Exercise directions: Return, verbatim and in full, the records that follow, but not their pictures.
[Opening Data section]
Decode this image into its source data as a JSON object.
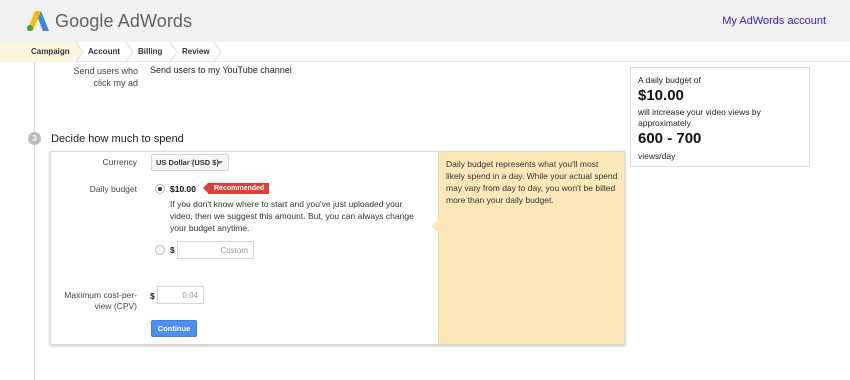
{
  "header": {
    "brand": "Google AdWords",
    "account_link": "My AdWords account"
  },
  "steps": [
    "Campaign",
    "Account",
    "Billing",
    "Review"
  ],
  "send_users": {
    "label": "Send users who click my ad",
    "value": "Send users to my YouTube channel"
  },
  "section": {
    "number": "3",
    "title": "Decide how much to spend"
  },
  "form": {
    "currency_label": "Currency",
    "currency_value": "US Dollar (USD $)",
    "daily_budget_label": "Daily budget",
    "recommended_amount": "$10.00",
    "recommended_badge": "Recommended",
    "budget_note": "If you don't know where to start and you've just uploaded your video, then we suggest this amount. But, you can always change your budget anytime.",
    "currency_symbol": "$",
    "custom_placeholder": "Custom",
    "max_cpv_label": "Maximum cost-per-view (CPV)",
    "max_cpv_placeholder": "0.04",
    "continue_label": "Continue"
  },
  "help": {
    "text": "Daily budget represents what you'll most likely spend in a day. While your actual spend may vary from day to day, you won't be billed more than your daily budget."
  },
  "estimate": {
    "line1": "A daily budget of",
    "budget": "$10.00",
    "line2": "will increase your video views by approximately",
    "views": "600 - 700",
    "unit": "views/day"
  },
  "colors": {
    "accent_blue": "#4d8ff0",
    "badge_red": "#d9423a",
    "help_bg": "#fee8ba",
    "account_link": "#3523b8"
  }
}
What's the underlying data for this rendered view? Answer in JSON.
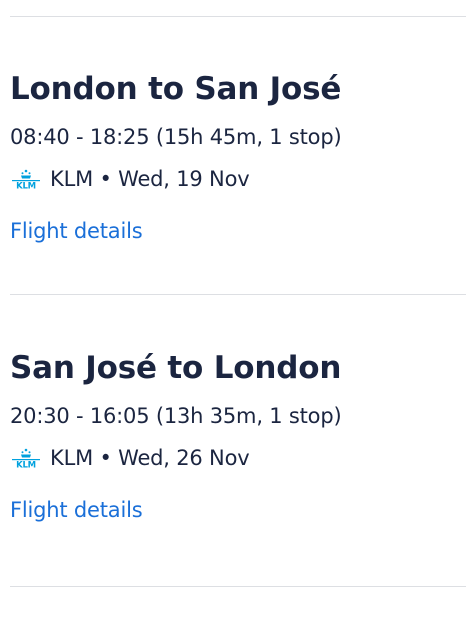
{
  "legs": [
    {
      "route": "London to San José",
      "times": "08:40 - 18:25 (15h 45m, 1 stop)",
      "airline_logo": "klm-logo-icon",
      "airline_date": "KLM • Wed, 19 Nov",
      "details_link": "Flight details"
    },
    {
      "route": "San José to London",
      "times": "20:30 - 16:05 (13h 35m, 1 stop)",
      "airline_logo": "klm-logo-icon",
      "airline_date": "KLM • Wed, 26 Nov",
      "details_link": "Flight details"
    }
  ],
  "colors": {
    "text": "#1b2540",
    "link": "#1a6fd8",
    "divider": "#dddfe3",
    "klm_blue": "#00a1de"
  }
}
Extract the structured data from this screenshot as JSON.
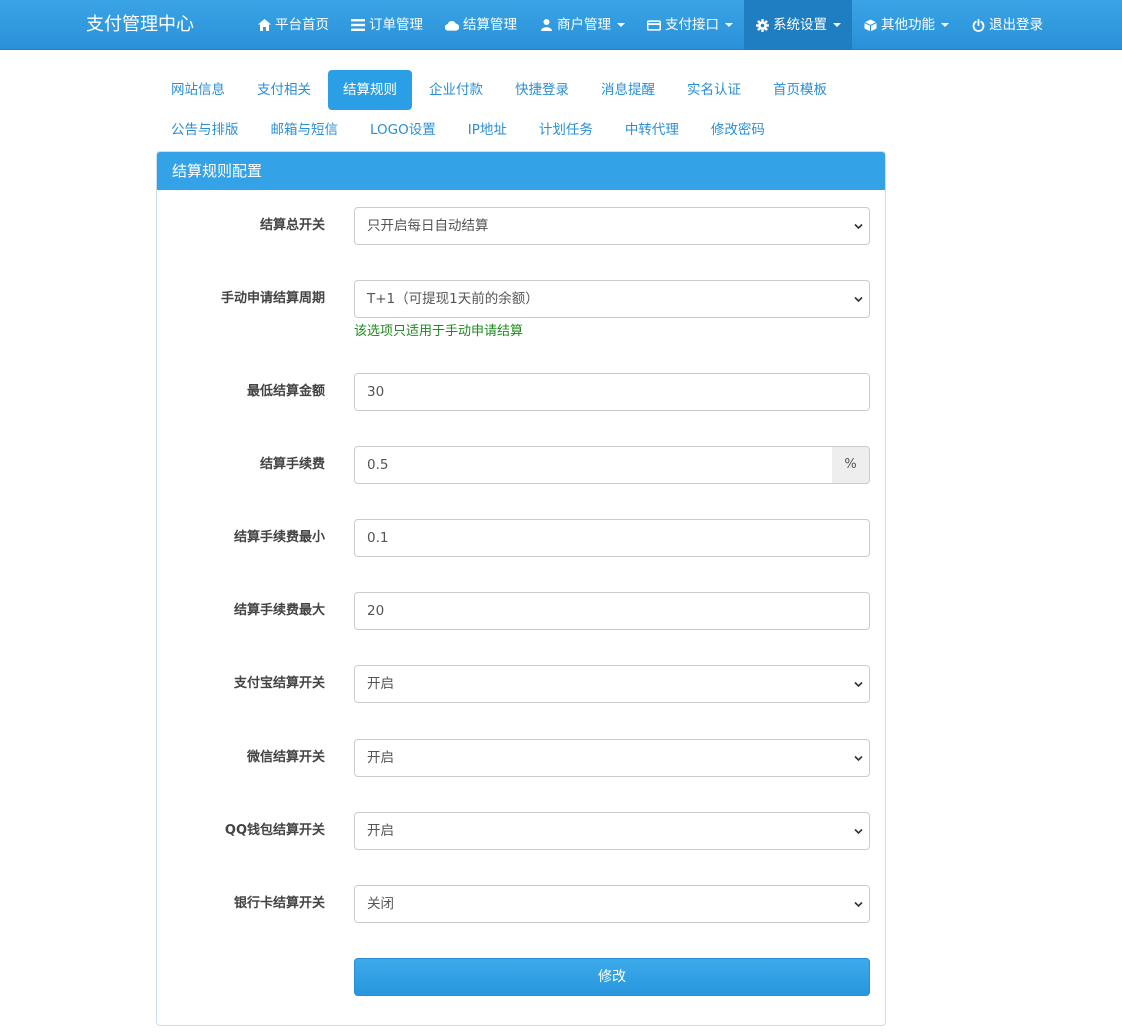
{
  "navbar": {
    "brand": "支付管理中心",
    "items": [
      {
        "label": "平台首页",
        "icon": "home-icon",
        "dropdown": false,
        "active": false
      },
      {
        "label": "订单管理",
        "icon": "list-icon",
        "dropdown": false,
        "active": false
      },
      {
        "label": "结算管理",
        "icon": "cloud-icon",
        "dropdown": false,
        "active": false
      },
      {
        "label": "商户管理",
        "icon": "user-icon",
        "dropdown": true,
        "active": false
      },
      {
        "label": "支付接口",
        "icon": "credit-card-icon",
        "dropdown": true,
        "active": false
      },
      {
        "label": "系统设置",
        "icon": "gear-icon",
        "dropdown": true,
        "active": true
      },
      {
        "label": "其他功能",
        "icon": "cube-icon",
        "dropdown": true,
        "active": false
      },
      {
        "label": "退出登录",
        "icon": "power-icon",
        "dropdown": false,
        "active": false
      }
    ]
  },
  "tabs": {
    "row1": [
      "网站信息",
      "支付相关",
      "结算规则",
      "企业付款",
      "快捷登录",
      "消息提醒",
      "实名认证",
      "首页模板"
    ],
    "row2": [
      "公告与排版",
      "邮箱与短信",
      "LOGO设置",
      "IP地址",
      "计划任务",
      "中转代理",
      "修改密码"
    ],
    "active": "结算规则"
  },
  "panel": {
    "title": "结算规则配置",
    "fields": [
      {
        "label": "结算总开关",
        "type": "select",
        "value": "只开启每日自动结算"
      },
      {
        "label": "手动申请结算周期",
        "type": "select",
        "value": "T+1（可提现1天前的余额）",
        "help": "该选项只适用于手动申请结算"
      },
      {
        "label": "最低结算金额",
        "type": "input",
        "value": "30"
      },
      {
        "label": "结算手续费",
        "type": "input",
        "value": "0.5",
        "addon": "%"
      },
      {
        "label": "结算手续费最小",
        "type": "input",
        "value": "0.1"
      },
      {
        "label": "结算手续费最大",
        "type": "input",
        "value": "20"
      },
      {
        "label": "支付宝结算开关",
        "type": "select",
        "value": "开启"
      },
      {
        "label": "微信结算开关",
        "type": "select",
        "value": "开启"
      },
      {
        "label": "QQ钱包结算开关",
        "type": "select",
        "value": "开启"
      },
      {
        "label": "银行卡结算开关",
        "type": "select",
        "value": "关闭"
      }
    ],
    "submit_label": "修改"
  },
  "colors": {
    "navbar": "#2a91d8",
    "accent": "#2a9fe6",
    "help_text": "#1e8a1e"
  }
}
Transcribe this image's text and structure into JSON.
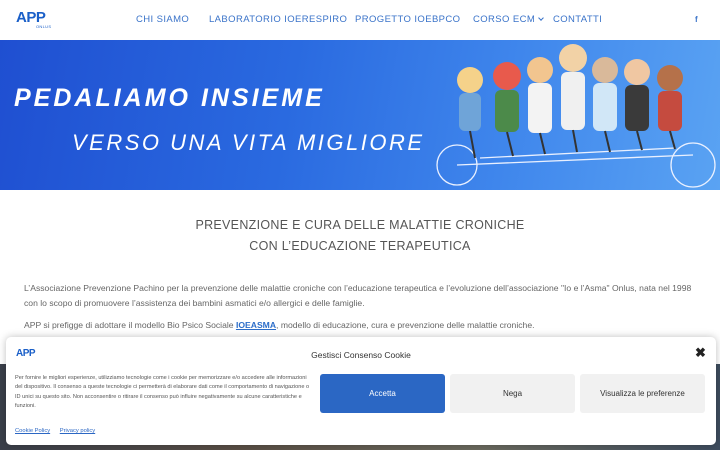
{
  "header": {
    "logo_text": "APP",
    "logo_sub": "ONLUS",
    "nav": [
      {
        "label": "CHI SIAMO"
      },
      {
        "label": "LABORATORIO IOERESPIRO"
      },
      {
        "label": "PROGETTO IOEBPCO"
      },
      {
        "label": "CORSO ECM"
      },
      {
        "label": "CONTATTI"
      }
    ],
    "social_icon": "facebook-icon",
    "social_glyph": "f"
  },
  "banner": {
    "line1": "PEDALIAMO INSIEME",
    "line2": "VERSO UNA VITA MIGLIORE"
  },
  "main": {
    "headline1": "PREVENZIONE E CURA DELLE MALATTIE CRONICHE",
    "headline2": "CON L’EDUCAZIONE TERAPEUTICA",
    "para1": "L’Associazione Prevenzione Pachino per la prevenzione delle malattie croniche con l’educazione terapeutica e l’evoluzione dell’associazione \"Io e l’Asma\" Onlus, nata nel 1998 con lo scopo di promuovere l’assistenza dei bambini asmatici e/o allergici e delle famiglie.",
    "para2_before": "APP si prefigge di adottare il modello Bio Psico Sociale ",
    "para2_link": "IOEASMA",
    "para2_after": ", modello di educazione, cura e prevenzione delle malattie croniche."
  },
  "cookie": {
    "title": "Gestisci Consenso Cookie",
    "close_glyph": "✖",
    "text": "Per fornire le migliori esperienze, utilizziamo tecnologie come i cookie per memorizzare e/o accedere alle informazioni del dispositivo. Il consenso a queste tecnologie ci permetterà di elaborare dati come il comportamento di navigazione o ID unici su questo sito. Non acconsentire o ritirare il consenso può influire negativamente su alcune caratteristiche e funzioni.",
    "accept_label": "Accetta",
    "deny_label": "Nega",
    "prefs_label": "Visualizza le preferenze",
    "link_cookie_policy": "Cookie Policy",
    "link_privacy_policy": "Privacy policy"
  },
  "colors": {
    "brand": "#1a5fc8",
    "nav": "#3a73c9",
    "accept_button": "#2b67c4"
  }
}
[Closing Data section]
Reply to the task:
Decode this image into its source data as a JSON object.
{
  "header": {
    "brand": "Google AdWords",
    "account_link": "My AdWords account"
  },
  "steps": [
    "Campaign",
    "Account",
    "Billing",
    "Review"
  ],
  "send_users": {
    "label": "Send users who click my ad",
    "value": "Send users to my YouTube channel"
  },
  "section": {
    "number": "3",
    "title": "Decide how much to spend"
  },
  "form": {
    "currency_label": "Currency",
    "currency_value": "US Dollar (USD $)",
    "daily_budget_label": "Daily budget",
    "recommended_amount": "$10.00",
    "recommended_badge": "Recommended",
    "budget_note": "If you don't know where to start and you've just uploaded your video, then we suggest this amount. But, you can always change your budget anytime.",
    "currency_symbol": "$",
    "custom_placeholder": "Custom",
    "max_cpv_label": "Maximum cost-per-view (CPV)",
    "max_cpv_placeholder": "0.04",
    "continue_label": "Continue"
  },
  "help": {
    "text": "Daily budget represents what you'll most likely spend in a day. While your actual spend may vary from day to day, you won't be billed more than your daily budget."
  },
  "estimate": {
    "line1": "A daily budget of",
    "budget": "$10.00",
    "line2": "will increase your video views by approximately",
    "views": "600 - 700",
    "unit": "views/day"
  },
  "colors": {
    "accent_blue": "#4d8ff0",
    "badge_red": "#d9423a",
    "help_bg": "#fee8ba",
    "account_link": "#3523b8"
  }
}
What's the underlying data for this rendered view? Answer in JSON.
{
  "legs": [
    {
      "route": "London to San José",
      "times": "08:40 - 18:25 (15h 45m, 1 stop)",
      "airline_logo": "klm-logo-icon",
      "airline_date": "KLM • Wed, 19 Nov",
      "details_link": "Flight details"
    },
    {
      "route": "San José to London",
      "times": "20:30 - 16:05 (13h 35m, 1 stop)",
      "airline_logo": "klm-logo-icon",
      "airline_date": "KLM • Wed, 26 Nov",
      "details_link": "Flight details"
    }
  ],
  "colors": {
    "text": "#1b2540",
    "link": "#1a6fd8",
    "divider": "#dddfe3",
    "klm_blue": "#00a1de"
  }
}
Extract the structured data from this screenshot as JSON.
{
  "navbar": {
    "brand": "支付管理中心",
    "items": [
      {
        "label": "平台首页",
        "icon": "home-icon",
        "dropdown": false,
        "active": false
      },
      {
        "label": "订单管理",
        "icon": "list-icon",
        "dropdown": false,
        "active": false
      },
      {
        "label": "结算管理",
        "icon": "cloud-icon",
        "dropdown": false,
        "active": false
      },
      {
        "label": "商户管理",
        "icon": "user-icon",
        "dropdown": true,
        "active": false
      },
      {
        "label": "支付接口",
        "icon": "credit-card-icon",
        "dropdown": true,
        "active": false
      },
      {
        "label": "系统设置",
        "icon": "gear-icon",
        "dropdown": true,
        "active": true
      },
      {
        "label": "其他功能",
        "icon": "cube-icon",
        "dropdown": true,
        "active": false
      },
      {
        "label": "退出登录",
        "icon": "power-icon",
        "dropdown": false,
        "active": false
      }
    ]
  },
  "tabs": {
    "row1": [
      "网站信息",
      "支付相关",
      "结算规则",
      "企业付款",
      "快捷登录",
      "消息提醒",
      "实名认证",
      "首页模板"
    ],
    "row2": [
      "公告与排版",
      "邮箱与短信",
      "LOGO设置",
      "IP地址",
      "计划任务",
      "中转代理",
      "修改密码"
    ],
    "active": "结算规则"
  },
  "panel": {
    "title": "结算规则配置",
    "fields": [
      {
        "label": "结算总开关",
        "type": "select",
        "value": "只开启每日自动结算"
      },
      {
        "label": "手动申请结算周期",
        "type": "select",
        "value": "T+1（可提现1天前的余额）",
        "help": "该选项只适用于手动申请结算"
      },
      {
        "label": "最低结算金额",
        "type": "input",
        "value": "30"
      },
      {
        "label": "结算手续费",
        "type": "input",
        "value": "0.5",
        "addon": "%"
      },
      {
        "label": "结算手续费最小",
        "type": "input",
        "value": "0.1"
      },
      {
        "label": "结算手续费最大",
        "type": "input",
        "value": "20"
      },
      {
        "label": "支付宝结算开关",
        "type": "select",
        "value": "开启"
      },
      {
        "label": "微信结算开关",
        "type": "select",
        "value": "开启"
      },
      {
        "label": "QQ钱包结算开关",
        "type": "select",
        "value": "开启"
      },
      {
        "label": "银行卡结算开关",
        "type": "select",
        "value": "关闭"
      }
    ],
    "submit_label": "修改"
  },
  "colors": {
    "navbar": "#2a91d8",
    "accent": "#2a9fe6",
    "help_text": "#1e8a1e"
  }
}
Transcribe this image's text and structure into JSON.
{
  "header": {
    "logo_text": "APP",
    "logo_sub": "ONLUS",
    "nav": [
      {
        "label": "CHI SIAMO"
      },
      {
        "label": "LABORATORIO IOERESPIRO"
      },
      {
        "label": "PROGETTO IOEBPCO"
      },
      {
        "label": "CORSO ECM"
      },
      {
        "label": "CONTATTI"
      }
    ],
    "social_icon": "facebook-icon",
    "social_glyph": "f"
  },
  "banner": {
    "line1": "PEDALIAMO INSIEME",
    "line2": "VERSO UNA VITA MIGLIORE"
  },
  "main": {
    "headline1": "PREVENZIONE E CURA DELLE MALATTIE CRONICHE",
    "headline2": "CON L’EDUCAZIONE TERAPEUTICA",
    "para1": "L’Associazione Prevenzione Pachino per la prevenzione delle malattie croniche con l’educazione terapeutica e l’evoluzione dell’associazione \"Io e l’Asma\" Onlus, nata nel 1998 con lo scopo di promuovere l’assistenza dei bambini asmatici e/o allergici e delle famiglie.",
    "para2_before": "APP si prefigge di adottare il modello Bio Psico Sociale ",
    "para2_link": "IOEASMA",
    "para2_after": ", modello di educazione, cura e prevenzione delle malattie croniche."
  },
  "cookie": {
    "title": "Gestisci Consenso Cookie",
    "close_glyph": "✖",
    "text": "Per fornire le migliori esperienze, utilizziamo tecnologie come i cookie per memorizzare e/o accedere alle informazioni del dispositivo. Il consenso a queste tecnologie ci permetterà di elaborare dati come il comportamento di navigazione o ID unici su questo sito. Non acconsentire o ritirare il consenso può influire negativamente su alcune caratteristiche e funzioni.",
    "accept_label": "Accetta",
    "deny_label": "Nega",
    "prefs_label": "Visualizza le preferenze",
    "link_cookie_policy": "Cookie Policy",
    "link_privacy_policy": "Privacy policy"
  },
  "colors": {
    "brand": "#1a5fc8",
    "nav": "#3a73c9",
    "accept_button": "#2b67c4"
  }
}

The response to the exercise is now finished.